BEGIN DATA SUPPLIED

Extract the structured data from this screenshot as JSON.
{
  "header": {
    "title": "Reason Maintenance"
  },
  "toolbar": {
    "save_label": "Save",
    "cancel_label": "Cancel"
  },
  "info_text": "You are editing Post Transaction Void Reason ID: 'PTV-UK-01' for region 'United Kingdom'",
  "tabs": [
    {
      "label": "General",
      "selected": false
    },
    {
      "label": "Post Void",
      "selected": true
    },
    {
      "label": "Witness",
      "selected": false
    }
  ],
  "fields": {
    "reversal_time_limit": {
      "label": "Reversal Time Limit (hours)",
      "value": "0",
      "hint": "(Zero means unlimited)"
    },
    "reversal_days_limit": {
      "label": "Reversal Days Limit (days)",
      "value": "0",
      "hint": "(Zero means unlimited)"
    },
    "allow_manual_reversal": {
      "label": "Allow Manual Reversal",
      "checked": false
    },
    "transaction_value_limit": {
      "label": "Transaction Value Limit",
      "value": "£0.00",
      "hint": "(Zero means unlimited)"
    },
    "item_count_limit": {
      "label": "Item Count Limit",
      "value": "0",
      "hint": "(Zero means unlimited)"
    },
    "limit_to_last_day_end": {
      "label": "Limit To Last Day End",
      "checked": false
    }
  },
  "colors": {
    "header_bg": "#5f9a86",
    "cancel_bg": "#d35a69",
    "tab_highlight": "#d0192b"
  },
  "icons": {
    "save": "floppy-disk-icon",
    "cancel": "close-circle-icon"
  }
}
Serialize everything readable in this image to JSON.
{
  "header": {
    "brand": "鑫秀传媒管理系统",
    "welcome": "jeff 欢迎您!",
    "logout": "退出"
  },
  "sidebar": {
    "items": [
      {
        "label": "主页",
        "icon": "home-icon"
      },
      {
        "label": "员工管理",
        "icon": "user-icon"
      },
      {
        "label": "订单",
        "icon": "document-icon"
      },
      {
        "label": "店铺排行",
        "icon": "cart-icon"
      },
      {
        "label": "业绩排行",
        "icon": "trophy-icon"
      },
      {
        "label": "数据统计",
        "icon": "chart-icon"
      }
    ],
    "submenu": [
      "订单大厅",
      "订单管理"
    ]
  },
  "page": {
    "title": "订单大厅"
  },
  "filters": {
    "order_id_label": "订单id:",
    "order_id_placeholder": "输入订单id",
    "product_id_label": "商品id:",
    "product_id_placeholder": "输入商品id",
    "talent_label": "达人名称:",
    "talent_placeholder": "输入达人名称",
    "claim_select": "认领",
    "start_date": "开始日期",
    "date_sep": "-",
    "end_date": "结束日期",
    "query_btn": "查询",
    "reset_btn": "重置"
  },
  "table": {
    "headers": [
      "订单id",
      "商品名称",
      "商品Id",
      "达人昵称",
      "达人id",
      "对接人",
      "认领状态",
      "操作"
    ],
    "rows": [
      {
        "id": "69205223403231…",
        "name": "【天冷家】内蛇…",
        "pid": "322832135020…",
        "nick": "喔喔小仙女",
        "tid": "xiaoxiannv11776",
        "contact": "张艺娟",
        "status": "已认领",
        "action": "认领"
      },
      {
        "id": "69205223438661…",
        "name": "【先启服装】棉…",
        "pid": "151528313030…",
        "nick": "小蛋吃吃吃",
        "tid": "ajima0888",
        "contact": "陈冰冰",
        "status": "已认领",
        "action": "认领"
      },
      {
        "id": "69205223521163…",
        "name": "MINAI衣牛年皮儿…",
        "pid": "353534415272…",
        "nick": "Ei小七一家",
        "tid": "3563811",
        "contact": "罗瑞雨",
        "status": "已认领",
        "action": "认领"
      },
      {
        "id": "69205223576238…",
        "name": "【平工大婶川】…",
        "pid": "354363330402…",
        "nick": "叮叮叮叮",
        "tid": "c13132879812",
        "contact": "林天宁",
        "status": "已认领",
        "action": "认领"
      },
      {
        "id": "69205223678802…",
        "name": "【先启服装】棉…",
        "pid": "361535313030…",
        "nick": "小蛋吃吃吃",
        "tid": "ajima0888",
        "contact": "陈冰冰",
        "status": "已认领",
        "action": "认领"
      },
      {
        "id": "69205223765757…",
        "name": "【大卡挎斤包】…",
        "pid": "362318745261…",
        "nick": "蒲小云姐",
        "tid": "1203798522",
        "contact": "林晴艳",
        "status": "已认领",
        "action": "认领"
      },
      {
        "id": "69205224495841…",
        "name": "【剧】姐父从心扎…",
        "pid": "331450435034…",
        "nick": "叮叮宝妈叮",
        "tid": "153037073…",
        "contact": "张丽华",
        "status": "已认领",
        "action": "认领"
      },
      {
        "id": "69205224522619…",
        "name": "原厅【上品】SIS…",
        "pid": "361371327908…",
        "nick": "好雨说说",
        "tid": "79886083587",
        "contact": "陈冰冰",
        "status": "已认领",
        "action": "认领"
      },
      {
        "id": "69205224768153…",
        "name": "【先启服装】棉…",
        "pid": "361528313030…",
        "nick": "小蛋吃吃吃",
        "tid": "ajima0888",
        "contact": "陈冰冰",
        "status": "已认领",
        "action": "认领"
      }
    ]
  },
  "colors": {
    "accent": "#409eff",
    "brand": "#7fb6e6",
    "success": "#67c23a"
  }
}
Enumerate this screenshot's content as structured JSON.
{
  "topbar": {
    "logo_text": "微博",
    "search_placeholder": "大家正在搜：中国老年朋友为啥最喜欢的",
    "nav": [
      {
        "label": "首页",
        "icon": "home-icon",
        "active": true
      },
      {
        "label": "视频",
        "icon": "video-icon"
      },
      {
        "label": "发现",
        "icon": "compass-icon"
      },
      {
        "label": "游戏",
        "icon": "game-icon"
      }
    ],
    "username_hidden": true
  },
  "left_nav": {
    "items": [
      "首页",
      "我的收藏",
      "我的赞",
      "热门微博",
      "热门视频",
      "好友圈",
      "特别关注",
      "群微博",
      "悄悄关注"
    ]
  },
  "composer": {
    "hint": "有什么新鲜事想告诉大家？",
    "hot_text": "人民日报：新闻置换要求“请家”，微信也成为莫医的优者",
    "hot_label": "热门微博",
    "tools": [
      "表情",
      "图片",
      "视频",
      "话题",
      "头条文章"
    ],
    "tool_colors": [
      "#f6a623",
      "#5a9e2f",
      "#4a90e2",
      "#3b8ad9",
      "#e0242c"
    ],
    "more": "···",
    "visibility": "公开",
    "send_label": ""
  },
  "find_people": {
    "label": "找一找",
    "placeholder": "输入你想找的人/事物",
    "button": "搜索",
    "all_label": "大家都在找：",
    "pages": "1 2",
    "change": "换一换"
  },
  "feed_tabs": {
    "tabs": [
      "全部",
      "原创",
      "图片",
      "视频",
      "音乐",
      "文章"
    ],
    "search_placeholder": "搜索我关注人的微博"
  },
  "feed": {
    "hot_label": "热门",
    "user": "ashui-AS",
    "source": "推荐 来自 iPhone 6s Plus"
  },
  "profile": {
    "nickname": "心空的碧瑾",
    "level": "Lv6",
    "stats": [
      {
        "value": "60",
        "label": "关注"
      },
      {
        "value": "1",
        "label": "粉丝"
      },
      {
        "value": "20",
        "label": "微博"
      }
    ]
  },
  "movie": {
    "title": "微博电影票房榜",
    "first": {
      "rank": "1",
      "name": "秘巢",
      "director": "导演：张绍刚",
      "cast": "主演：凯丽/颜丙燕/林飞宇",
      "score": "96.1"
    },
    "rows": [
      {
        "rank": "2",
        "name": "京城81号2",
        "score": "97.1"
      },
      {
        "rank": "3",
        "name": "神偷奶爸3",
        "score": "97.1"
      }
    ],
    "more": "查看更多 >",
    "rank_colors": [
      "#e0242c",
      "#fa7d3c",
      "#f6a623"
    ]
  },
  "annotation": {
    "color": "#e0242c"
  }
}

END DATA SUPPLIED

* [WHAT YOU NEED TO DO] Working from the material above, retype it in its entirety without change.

* [ANSWER TO THE PROBLEM]
Extract the structured data from this screenshot as JSON.
{
  "header": {
    "title": "Reason Maintenance"
  },
  "toolbar": {
    "save_label": "Save",
    "cancel_label": "Cancel"
  },
  "info_text": "You are editing Post Transaction Void Reason ID: 'PTV-UK-01' for region 'United Kingdom'",
  "tabs": [
    {
      "label": "General",
      "selected": false
    },
    {
      "label": "Post Void",
      "selected": true
    },
    {
      "label": "Witness",
      "selected": false
    }
  ],
  "fields": {
    "reversal_time_limit": {
      "label": "Reversal Time Limit (hours)",
      "value": "0",
      "hint": "(Zero means unlimited)"
    },
    "reversal_days_limit": {
      "label": "Reversal Days Limit (days)",
      "value": "0",
      "hint": "(Zero means unlimited)"
    },
    "allow_manual_reversal": {
      "label": "Allow Manual Reversal",
      "checked": false
    },
    "transaction_value_limit": {
      "label": "Transaction Value Limit",
      "value": "£0.00",
      "hint": "(Zero means unlimited)"
    },
    "item_count_limit": {
      "label": "Item Count Limit",
      "value": "0",
      "hint": "(Zero means unlimited)"
    },
    "limit_to_last_day_end": {
      "label": "Limit To Last Day End",
      "checked": false
    }
  },
  "colors": {
    "header_bg": "#5f9a86",
    "cancel_bg": "#d35a69",
    "tab_highlight": "#d0192b"
  },
  "icons": {
    "save": "floppy-disk-icon",
    "cancel": "close-circle-icon"
  }
}
Serialize everything readable in this image to JSON.
{
  "header": {
    "brand": "鑫秀传媒管理系统",
    "welcome": "jeff 欢迎您!",
    "logout": "退出"
  },
  "sidebar": {
    "items": [
      {
        "label": "主页",
        "icon": "home-icon"
      },
      {
        "label": "员工管理",
        "icon": "user-icon"
      },
      {
        "label": "订单",
        "icon": "document-icon"
      },
      {
        "label": "店铺排行",
        "icon": "cart-icon"
      },
      {
        "label": "业绩排行",
        "icon": "trophy-icon"
      },
      {
        "label": "数据统计",
        "icon": "chart-icon"
      }
    ],
    "submenu": [
      "订单大厅",
      "订单管理"
    ]
  },
  "page": {
    "title": "订单大厅"
  },
  "filters": {
    "order_id_label": "订单id:",
    "order_id_placeholder": "输入订单id",
    "product_id_label": "商品id:",
    "product_id_placeholder": "输入商品id",
    "talent_label": "达人名称:",
    "talent_placeholder": "输入达人名称",
    "claim_select": "认领",
    "start_date": "开始日期",
    "date_sep": "-",
    "end_date": "结束日期",
    "query_btn": "查询",
    "reset_btn": "重置"
  },
  "table": {
    "headers": [
      "订单id",
      "商品名称",
      "商品Id",
      "达人昵称",
      "达人id",
      "对接人",
      "认领状态",
      "操作"
    ],
    "rows": [
      {
        "id": "69205223403231…",
        "name": "【天冷家】内蛇…",
        "pid": "322832135020…",
        "nick": "喔喔小仙女",
        "tid": "xiaoxiannv11776",
        "contact": "张艺娟",
        "status": "已认领",
        "action": "认领"
      },
      {
        "id": "69205223438661…",
        "name": "【先启服装】棉…",
        "pid": "151528313030…",
        "nick": "小蛋吃吃吃",
        "tid": "ajima0888",
        "contact": "陈冰冰",
        "status": "已认领",
        "action": "认领"
      },
      {
        "id": "69205223521163…",
        "name": "MINAI衣牛年皮儿…",
        "pid": "353534415272…",
        "nick": "Ei小七一家",
        "tid": "3563811",
        "contact": "罗瑞雨",
        "status": "已认领",
        "action": "认领"
      },
      {
        "id": "69205223576238…",
        "name": "【平工大婶川】…",
        "pid": "354363330402…",
        "nick": "叮叮叮叮",
        "tid": "c13132879812",
        "contact": "林天宁",
        "status": "已认领",
        "action": "认领"
      },
      {
        "id": "69205223678802…",
        "name": "【先启服装】棉…",
        "pid": "361535313030…",
        "nick": "小蛋吃吃吃",
        "tid": "ajima0888",
        "contact": "陈冰冰",
        "status": "已认领",
        "action": "认领"
      },
      {
        "id": "69205223765757…",
        "name": "【大卡挎斤包】…",
        "pid": "362318745261…",
        "nick": "蒲小云姐",
        "tid": "1203798522",
        "contact": "林晴艳",
        "status": "已认领",
        "action": "认领"
      },
      {
        "id": "69205224495841…",
        "name": "【剧】姐父从心扎…",
        "pid": "331450435034…",
        "nick": "叮叮宝妈叮",
        "tid": "153037073…",
        "contact": "张丽华",
        "status": "已认领",
        "action": "认领"
      },
      {
        "id": "69205224522619…",
        "name": "原厅【上品】SIS…",
        "pid": "361371327908…",
        "nick": "好雨说说",
        "tid": "79886083587",
        "contact": "陈冰冰",
        "status": "已认领",
        "action": "认领"
      },
      {
        "id": "69205224768153…",
        "name": "【先启服装】棉…",
        "pid": "361528313030…",
        "nick": "小蛋吃吃吃",
        "tid": "ajima0888",
        "contact": "陈冰冰",
        "status": "已认领",
        "action": "认领"
      }
    ]
  },
  "colors": {
    "accent": "#409eff",
    "brand": "#7fb6e6",
    "success": "#67c23a"
  }
}
Enumerate this screenshot's content as structured JSON.
{
  "topbar": {
    "logo_text": "微博",
    "search_placeholder": "大家正在搜：中国老年朋友为啥最喜欢的",
    "nav": [
      {
        "label": "首页",
        "icon": "home-icon",
        "active": true
      },
      {
        "label": "视频",
        "icon": "video-icon"
      },
      {
        "label": "发现",
        "icon": "compass-icon"
      },
      {
        "label": "游戏",
        "icon": "game-icon"
      }
    ],
    "username_hidden": true
  },
  "left_nav": {
    "items": [
      "首页",
      "我的收藏",
      "我的赞",
      "热门微博",
      "热门视频",
      "好友圈",
      "特别关注",
      "群微博",
      "悄悄关注"
    ]
  },
  "composer": {
    "hint": "有什么新鲜事想告诉大家？",
    "hot_text": "人民日报：新闻置换要求“请家”，微信也成为莫医的优者",
    "hot_label": "热门微博",
    "tools": [
      "表情",
      "图片",
      "视频",
      "话题",
      "头条文章"
    ],
    "tool_colors": [
      "#f6a623",
      "#5a9e2f",
      "#4a90e2",
      "#3b8ad9",
      "#e0242c"
    ],
    "more": "···",
    "visibility": "公开",
    "send_label": ""
  },
  "find_people": {
    "label": "找一找",
    "placeholder": "输入你想找的人/事物",
    "button": "搜索",
    "all_label": "大家都在找：",
    "pages": "1 2",
    "change": "换一换"
  },
  "feed_tabs": {
    "tabs": [
      "全部",
      "原创",
      "图片",
      "视频",
      "音乐",
      "文章"
    ],
    "search_placeholder": "搜索我关注人的微博"
  },
  "feed": {
    "hot_label": "热门",
    "user": "ashui-AS",
    "source": "推荐 来自 iPhone 6s Plus"
  },
  "profile": {
    "nickname": "心空的碧瑾",
    "level": "Lv6",
    "stats": [
      {
        "value": "60",
        "label": "关注"
      },
      {
        "value": "1",
        "label": "粉丝"
      },
      {
        "value": "20",
        "label": "微博"
      }
    ]
  },
  "movie": {
    "title": "微博电影票房榜",
    "first": {
      "rank": "1",
      "name": "秘巢",
      "director": "导演：张绍刚",
      "cast": "主演：凯丽/颜丙燕/林飞宇",
      "score": "96.1"
    },
    "rows": [
      {
        "rank": "2",
        "name": "京城81号2",
        "score": "97.1"
      },
      {
        "rank": "3",
        "name": "神偷奶爸3",
        "score": "97.1"
      }
    ],
    "more": "查看更多 >",
    "rank_colors": [
      "#e0242c",
      "#fa7d3c",
      "#f6a623"
    ]
  },
  "annotation": {
    "color": "#e0242c"
  }
}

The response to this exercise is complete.